Stored records
= Beginning of Section =

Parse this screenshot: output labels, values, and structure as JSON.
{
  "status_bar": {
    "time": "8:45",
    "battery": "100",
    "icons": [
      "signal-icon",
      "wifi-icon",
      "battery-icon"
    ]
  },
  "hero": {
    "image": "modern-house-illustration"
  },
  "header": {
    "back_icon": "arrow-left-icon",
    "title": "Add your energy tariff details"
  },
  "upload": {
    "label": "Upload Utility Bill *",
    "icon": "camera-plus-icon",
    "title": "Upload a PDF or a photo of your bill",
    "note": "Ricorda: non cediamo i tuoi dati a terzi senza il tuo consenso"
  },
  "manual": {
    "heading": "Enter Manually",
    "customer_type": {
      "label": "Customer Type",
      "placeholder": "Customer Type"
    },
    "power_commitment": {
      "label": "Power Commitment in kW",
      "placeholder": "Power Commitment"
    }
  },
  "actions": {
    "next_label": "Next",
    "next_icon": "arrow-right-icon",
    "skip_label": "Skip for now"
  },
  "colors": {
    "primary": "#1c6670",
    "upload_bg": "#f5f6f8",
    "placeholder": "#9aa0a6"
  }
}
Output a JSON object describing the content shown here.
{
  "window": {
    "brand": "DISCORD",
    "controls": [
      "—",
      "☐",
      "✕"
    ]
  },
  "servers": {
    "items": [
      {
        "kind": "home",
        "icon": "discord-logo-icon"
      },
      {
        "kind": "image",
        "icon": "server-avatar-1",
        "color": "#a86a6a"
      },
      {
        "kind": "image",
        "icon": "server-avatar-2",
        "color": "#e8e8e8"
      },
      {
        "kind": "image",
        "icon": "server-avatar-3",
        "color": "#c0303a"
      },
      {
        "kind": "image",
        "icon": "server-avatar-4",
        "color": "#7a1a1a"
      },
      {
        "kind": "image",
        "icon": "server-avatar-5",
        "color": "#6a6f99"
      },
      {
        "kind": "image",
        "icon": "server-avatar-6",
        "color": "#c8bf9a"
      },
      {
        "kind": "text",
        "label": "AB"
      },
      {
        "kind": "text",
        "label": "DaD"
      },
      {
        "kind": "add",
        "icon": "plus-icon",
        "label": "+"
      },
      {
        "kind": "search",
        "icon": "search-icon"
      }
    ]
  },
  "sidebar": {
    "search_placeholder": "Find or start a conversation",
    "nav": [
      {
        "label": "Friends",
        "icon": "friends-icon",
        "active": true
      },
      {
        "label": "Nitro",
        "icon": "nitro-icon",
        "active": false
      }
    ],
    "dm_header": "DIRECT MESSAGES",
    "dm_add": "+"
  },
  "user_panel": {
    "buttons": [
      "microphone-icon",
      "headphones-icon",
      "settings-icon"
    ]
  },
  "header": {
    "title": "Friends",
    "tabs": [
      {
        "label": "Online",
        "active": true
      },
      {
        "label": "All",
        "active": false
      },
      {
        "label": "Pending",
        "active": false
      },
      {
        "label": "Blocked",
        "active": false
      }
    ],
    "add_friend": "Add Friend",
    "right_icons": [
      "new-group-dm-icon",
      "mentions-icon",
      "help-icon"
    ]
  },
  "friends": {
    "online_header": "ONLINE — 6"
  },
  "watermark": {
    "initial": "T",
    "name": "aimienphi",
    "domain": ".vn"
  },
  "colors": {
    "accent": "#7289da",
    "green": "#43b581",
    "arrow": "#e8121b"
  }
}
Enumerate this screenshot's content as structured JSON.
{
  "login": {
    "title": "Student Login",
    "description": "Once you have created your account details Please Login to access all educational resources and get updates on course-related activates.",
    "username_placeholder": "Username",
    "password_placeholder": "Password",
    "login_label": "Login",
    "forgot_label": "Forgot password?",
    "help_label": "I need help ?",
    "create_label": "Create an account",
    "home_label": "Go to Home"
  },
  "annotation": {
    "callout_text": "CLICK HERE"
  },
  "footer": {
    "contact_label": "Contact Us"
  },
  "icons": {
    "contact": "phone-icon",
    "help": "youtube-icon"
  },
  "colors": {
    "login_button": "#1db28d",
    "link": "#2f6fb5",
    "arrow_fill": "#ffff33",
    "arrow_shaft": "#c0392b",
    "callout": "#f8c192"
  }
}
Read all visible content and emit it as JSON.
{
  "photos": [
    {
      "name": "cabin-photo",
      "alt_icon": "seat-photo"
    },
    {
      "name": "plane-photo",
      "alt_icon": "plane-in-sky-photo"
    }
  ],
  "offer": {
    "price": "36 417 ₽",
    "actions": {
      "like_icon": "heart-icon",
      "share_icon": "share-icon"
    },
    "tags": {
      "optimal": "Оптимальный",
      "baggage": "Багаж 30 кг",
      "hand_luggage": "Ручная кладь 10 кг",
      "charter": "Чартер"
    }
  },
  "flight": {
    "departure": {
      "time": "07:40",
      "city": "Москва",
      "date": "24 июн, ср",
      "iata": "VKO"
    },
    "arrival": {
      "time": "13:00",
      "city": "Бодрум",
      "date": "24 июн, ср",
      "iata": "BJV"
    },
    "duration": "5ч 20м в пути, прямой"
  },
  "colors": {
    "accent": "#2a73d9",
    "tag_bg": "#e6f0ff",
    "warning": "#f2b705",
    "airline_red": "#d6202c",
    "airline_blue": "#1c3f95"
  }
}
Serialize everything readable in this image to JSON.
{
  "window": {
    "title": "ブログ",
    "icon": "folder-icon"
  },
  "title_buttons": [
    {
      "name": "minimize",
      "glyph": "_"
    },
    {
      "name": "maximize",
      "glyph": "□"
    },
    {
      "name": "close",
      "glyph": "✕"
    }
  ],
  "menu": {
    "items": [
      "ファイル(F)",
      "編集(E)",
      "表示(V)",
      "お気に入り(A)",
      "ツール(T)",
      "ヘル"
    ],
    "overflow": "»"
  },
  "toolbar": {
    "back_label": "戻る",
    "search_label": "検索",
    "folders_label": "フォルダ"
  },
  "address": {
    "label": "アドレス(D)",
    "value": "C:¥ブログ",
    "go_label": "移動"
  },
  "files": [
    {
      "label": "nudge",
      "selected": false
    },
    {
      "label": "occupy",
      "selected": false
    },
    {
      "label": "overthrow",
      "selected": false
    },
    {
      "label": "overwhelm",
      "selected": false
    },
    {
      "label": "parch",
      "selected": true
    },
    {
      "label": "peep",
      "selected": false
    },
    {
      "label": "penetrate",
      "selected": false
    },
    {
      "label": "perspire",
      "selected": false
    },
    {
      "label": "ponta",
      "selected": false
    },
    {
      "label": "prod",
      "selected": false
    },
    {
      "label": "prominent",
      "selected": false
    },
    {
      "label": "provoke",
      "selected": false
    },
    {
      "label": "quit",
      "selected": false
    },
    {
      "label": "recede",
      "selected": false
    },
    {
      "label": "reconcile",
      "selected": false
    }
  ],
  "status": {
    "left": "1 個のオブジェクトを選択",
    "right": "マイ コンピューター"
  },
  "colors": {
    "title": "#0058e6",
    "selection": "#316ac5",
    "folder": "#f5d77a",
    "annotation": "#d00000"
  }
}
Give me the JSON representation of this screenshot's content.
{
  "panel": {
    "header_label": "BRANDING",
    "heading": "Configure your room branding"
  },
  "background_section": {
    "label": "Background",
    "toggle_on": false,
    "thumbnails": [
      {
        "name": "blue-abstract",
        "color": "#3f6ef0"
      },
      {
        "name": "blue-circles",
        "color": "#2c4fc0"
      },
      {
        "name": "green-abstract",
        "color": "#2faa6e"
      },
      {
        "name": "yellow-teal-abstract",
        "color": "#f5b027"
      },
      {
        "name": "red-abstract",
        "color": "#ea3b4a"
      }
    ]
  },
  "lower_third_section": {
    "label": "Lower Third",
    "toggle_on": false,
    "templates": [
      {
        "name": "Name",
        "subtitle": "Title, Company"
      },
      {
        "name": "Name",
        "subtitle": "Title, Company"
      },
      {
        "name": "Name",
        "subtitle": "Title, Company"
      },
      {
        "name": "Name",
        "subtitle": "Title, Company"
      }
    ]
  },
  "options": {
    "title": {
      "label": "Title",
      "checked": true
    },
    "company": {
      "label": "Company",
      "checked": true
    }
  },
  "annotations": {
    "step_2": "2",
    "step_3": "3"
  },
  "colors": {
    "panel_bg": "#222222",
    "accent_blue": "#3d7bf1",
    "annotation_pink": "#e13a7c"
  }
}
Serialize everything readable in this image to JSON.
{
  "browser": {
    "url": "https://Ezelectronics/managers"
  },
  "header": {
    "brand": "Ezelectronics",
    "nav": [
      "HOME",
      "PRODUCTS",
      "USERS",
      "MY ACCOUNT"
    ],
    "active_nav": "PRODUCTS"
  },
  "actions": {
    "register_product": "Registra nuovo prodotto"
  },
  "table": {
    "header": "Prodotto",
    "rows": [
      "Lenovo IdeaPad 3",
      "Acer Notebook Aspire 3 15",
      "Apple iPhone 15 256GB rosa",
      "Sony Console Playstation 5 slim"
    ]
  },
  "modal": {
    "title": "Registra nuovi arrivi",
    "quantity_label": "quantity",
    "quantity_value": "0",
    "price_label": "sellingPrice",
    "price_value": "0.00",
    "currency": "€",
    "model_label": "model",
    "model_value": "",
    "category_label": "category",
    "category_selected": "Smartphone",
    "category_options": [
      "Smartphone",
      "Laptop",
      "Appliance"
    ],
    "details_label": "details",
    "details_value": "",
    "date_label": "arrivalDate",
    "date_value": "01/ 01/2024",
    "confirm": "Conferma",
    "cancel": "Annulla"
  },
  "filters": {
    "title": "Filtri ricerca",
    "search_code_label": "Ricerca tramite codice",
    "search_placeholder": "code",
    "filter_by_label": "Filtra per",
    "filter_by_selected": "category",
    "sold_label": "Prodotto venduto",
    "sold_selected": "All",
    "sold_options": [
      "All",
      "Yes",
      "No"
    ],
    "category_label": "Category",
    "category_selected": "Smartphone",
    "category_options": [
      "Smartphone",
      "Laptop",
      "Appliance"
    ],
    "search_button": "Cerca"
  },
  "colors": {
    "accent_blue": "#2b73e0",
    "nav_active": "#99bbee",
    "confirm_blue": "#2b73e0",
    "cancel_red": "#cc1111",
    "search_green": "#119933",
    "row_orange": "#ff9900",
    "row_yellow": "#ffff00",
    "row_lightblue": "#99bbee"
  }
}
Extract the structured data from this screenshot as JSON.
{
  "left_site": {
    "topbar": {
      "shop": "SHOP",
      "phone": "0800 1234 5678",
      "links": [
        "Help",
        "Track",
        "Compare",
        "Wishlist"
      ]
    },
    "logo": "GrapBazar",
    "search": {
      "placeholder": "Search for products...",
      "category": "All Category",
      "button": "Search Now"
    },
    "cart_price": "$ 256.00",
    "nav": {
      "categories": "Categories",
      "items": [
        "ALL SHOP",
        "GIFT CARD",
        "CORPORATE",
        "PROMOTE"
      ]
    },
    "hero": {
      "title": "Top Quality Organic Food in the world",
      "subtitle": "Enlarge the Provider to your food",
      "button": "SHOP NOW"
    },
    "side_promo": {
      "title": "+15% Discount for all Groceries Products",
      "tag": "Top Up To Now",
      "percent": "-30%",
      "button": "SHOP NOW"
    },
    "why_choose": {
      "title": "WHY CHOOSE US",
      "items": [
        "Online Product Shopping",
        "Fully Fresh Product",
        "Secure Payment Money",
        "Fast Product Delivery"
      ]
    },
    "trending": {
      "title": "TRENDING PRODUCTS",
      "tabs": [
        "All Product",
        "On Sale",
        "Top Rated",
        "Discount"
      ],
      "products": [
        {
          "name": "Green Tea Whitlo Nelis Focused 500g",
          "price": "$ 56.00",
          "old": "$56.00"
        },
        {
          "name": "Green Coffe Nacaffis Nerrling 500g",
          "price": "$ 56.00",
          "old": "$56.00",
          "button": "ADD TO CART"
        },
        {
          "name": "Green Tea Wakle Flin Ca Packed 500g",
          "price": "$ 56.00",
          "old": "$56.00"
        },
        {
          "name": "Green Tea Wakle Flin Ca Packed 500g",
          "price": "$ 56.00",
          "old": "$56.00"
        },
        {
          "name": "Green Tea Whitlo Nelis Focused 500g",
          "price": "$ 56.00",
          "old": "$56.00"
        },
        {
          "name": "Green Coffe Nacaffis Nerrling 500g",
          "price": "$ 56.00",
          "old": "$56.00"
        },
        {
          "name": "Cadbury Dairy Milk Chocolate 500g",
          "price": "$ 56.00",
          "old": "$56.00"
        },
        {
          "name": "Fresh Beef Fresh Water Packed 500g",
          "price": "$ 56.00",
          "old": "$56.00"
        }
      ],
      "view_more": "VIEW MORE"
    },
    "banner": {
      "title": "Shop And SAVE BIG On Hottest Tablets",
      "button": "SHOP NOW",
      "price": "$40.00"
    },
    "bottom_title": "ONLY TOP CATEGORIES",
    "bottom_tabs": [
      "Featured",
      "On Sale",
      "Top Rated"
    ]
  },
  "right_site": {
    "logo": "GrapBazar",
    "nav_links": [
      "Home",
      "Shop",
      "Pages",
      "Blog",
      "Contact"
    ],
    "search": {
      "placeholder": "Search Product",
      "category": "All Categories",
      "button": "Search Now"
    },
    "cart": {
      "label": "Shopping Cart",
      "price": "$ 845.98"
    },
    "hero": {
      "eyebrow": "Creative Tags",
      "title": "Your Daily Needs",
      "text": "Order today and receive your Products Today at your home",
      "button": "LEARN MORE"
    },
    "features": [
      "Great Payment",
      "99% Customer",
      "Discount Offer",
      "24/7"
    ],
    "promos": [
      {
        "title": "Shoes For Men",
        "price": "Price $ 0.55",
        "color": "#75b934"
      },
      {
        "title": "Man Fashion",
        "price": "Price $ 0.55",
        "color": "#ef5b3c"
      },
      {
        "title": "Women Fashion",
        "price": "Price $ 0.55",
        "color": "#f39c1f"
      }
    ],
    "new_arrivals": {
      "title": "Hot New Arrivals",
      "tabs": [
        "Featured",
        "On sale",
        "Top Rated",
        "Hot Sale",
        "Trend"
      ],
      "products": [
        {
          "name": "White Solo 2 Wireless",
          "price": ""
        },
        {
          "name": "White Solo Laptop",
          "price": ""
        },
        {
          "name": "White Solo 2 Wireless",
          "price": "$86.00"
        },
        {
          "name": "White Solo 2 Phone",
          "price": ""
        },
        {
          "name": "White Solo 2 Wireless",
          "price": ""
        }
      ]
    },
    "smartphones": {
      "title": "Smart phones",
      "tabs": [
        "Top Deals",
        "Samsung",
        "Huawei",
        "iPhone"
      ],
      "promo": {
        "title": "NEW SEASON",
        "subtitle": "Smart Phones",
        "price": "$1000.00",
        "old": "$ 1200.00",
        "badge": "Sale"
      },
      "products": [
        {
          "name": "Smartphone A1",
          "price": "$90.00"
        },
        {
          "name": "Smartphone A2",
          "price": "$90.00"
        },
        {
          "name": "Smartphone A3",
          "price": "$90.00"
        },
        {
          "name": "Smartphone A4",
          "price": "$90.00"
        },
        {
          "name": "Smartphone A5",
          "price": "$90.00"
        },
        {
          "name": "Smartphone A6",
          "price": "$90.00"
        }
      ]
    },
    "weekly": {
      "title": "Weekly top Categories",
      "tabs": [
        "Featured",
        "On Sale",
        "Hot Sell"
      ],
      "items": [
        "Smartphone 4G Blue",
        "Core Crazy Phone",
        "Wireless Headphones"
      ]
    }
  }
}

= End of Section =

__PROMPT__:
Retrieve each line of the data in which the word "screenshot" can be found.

__RESPONSE BELOW__:
Parse this screenshot: output labels, values, and structure as JSON.
Enumerate this screenshot's content as structured JSON.
Give me the JSON representation of this screenshot's content.
Extract the structured data from this screenshot as JSON.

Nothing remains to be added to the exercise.